LuMini 8x8 Matrix Hookup Guide
The LuMini 8x8 Matrix is a great way to add a square of light to just about anything, or even make a screen of a custom shape. The LuMini product line uses the same LED used on our Lumenati boards, the APA102, just in a smaller, 2.0x2.0 mm package. This allows for incredibly tight pixel densities, and thus, a screen with less pixelation. The LuMini Matrix packs 64 LEDs into a measly square inch!

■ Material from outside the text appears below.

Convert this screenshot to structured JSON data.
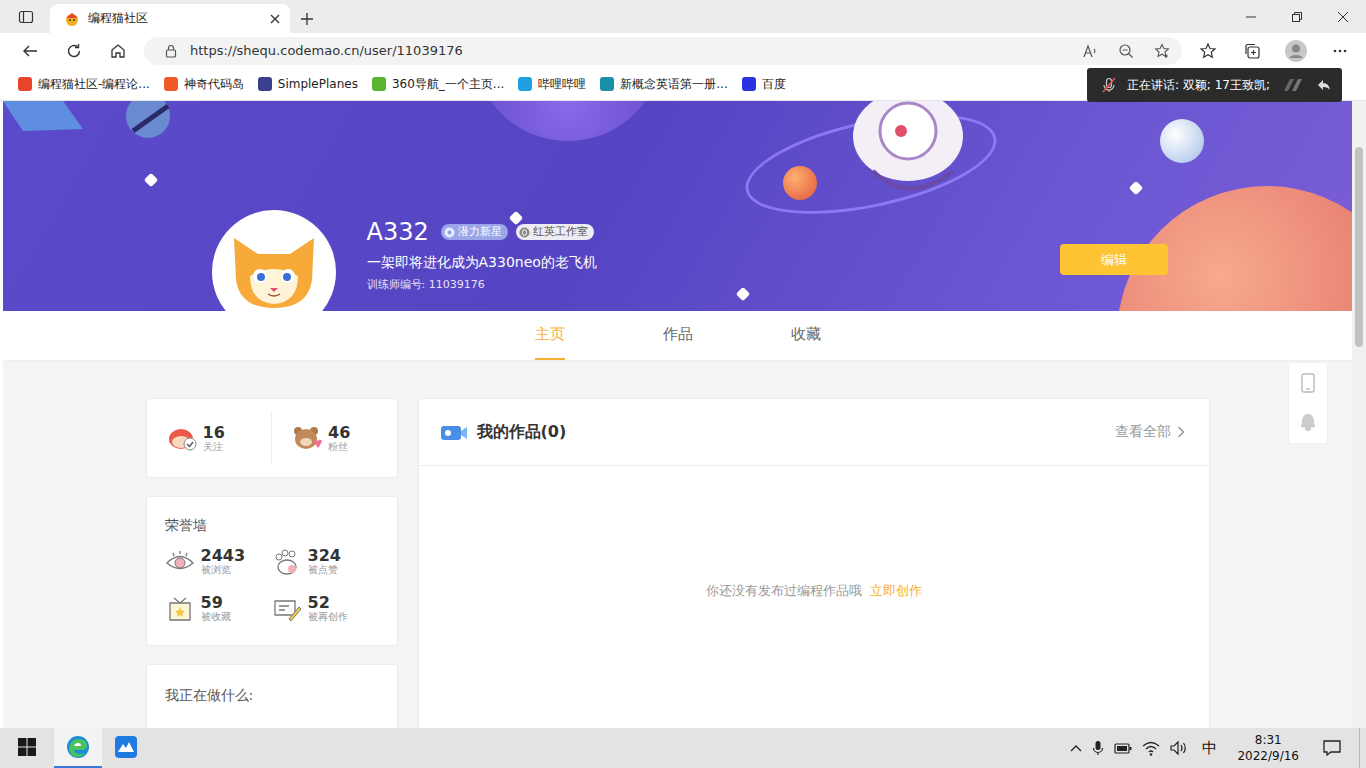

In this tutorial, we'll go over how to connect the LuMini Matrix up to more LuMini Matrices as well as other APA102 based products. We'll check out how to map out a matrix of lights in software so we can get a little more creative with our animations. We'll go over some things to consider as you string more and more lights together, and we'll also go over some neat lighting patterns to get you away from that standard rainbow pattern (Iif you have 16 million colors why would you use 255).
To follow along with this tutorial, you will need the following materials. You may not need everything though depending on what you have. Add it to your cart, read through the guide, and adjust the cart as necessary.
Choosing a Microcontroller
You'll need a microcontroller to control everything, however, there are a few things to consider when picking out one to control a whole ton of LEDs. The first thing is that, although they don't have to operate at a specific timing, APA102 LEDs can transmit data really really fast for an LED, 20 MHz fast! So you should use a microcontroller that is fast enough to take advantage of this capability. Another consideration is the amount of RAM taken up by the LED frame; especially, when you start getting into higher LED counts. Each LED takes up 3 bytes of space in RAM. This doesn't sound like a lot, but if you're controlling 5000 LEDs, you might need something with a bit more RAM than your traditional RedBoard. The below chart outlines the amount of LED's where you may start running into memory issues. Keep in mind that these are very generous estimates and will decrease depending on what other global variables are declared.
|Microcontroller||Max LED's||Clock Speed|
|SparkFun RedBoard||600||16 MHz|
|Arduino Mega 2560||2600||16 MHz|
|Pro Micro||700||16 MHz|
|SparkFun ESP8266 Thing||27,000||160 MHz|
|SparkFun ESP32 Thing (Plus)||97,000||160 MHz or 240 MHz|
|Teensy 3.6||87,000||180 MHz (240 MHz Overclock)|
It's pretty easy to choose either the ESP32 or Teensy 3.6 when it comes to stuff like this, as they've got a ton of overhead in clock cycles to run wacky calculations for animations. However, if your project isn't all about lights, and you're just tossing a LuMini Ring on a project as an indicator, less powerful microcontrollers will suffice.
Here are links to the ESP32 Thing, ESP32 Thing Plus, and Teensy 3.6; otherwise, you can look at the other microcontrollers listed in our catalog:
If you want headers for these boards, here are links to those products.(*The Teensy 3.6 has 24 breadboard pins, so you can use 4 of the photon headers. The ESP32 Thing Plus has a Feather form factor, so you will want to use headers that are sized accordingly or use the feather stackable header kit.)
Selecting a Power Supply
In most cases, your LED installation is gonna pull more current than your board can handle. Depending on the brightness and animation, anywhere from 100-250 LED's will be too much for your board's voltage regulator, so you should snag a sweet 5V power supply that's got enough wattage in the cottage for all of your LED's. Here are a few 5V power supplies to start off with:
You can either estimate the necessary size of your power supply by taking the amount of LED's and multiplying by 60 mA (0.06 A) which is the amount of current it takes to run an LED at full white. This calculation will give you the maximum amount of power your LED's could draw. However, most of the time, this is a gross overestimate of the amount of power you'll actually end up consuming. Instead of calculating the maximum current draw, I usually like to test my completed installation on a benchtop power supply using the brightest animation it'll be running, and then add 20 or 30 percent to give myself a little wiggle room if I want to turn the brightness up in the future.
You will also probably need some soldering equipment and a 4.7 µF SMD capacitor (in a 603 package). The capacitor will be used to decouple the power supply. This will reduce high frequency noise in the power line and compensate for voltage drops due to the change in current demand from devices turning on and off. The 603 package might be a little tricky to solder, a good set of tweezers will help.
If you aren’t familiar with the following concepts, we recommend checking out these tutorials before continuing.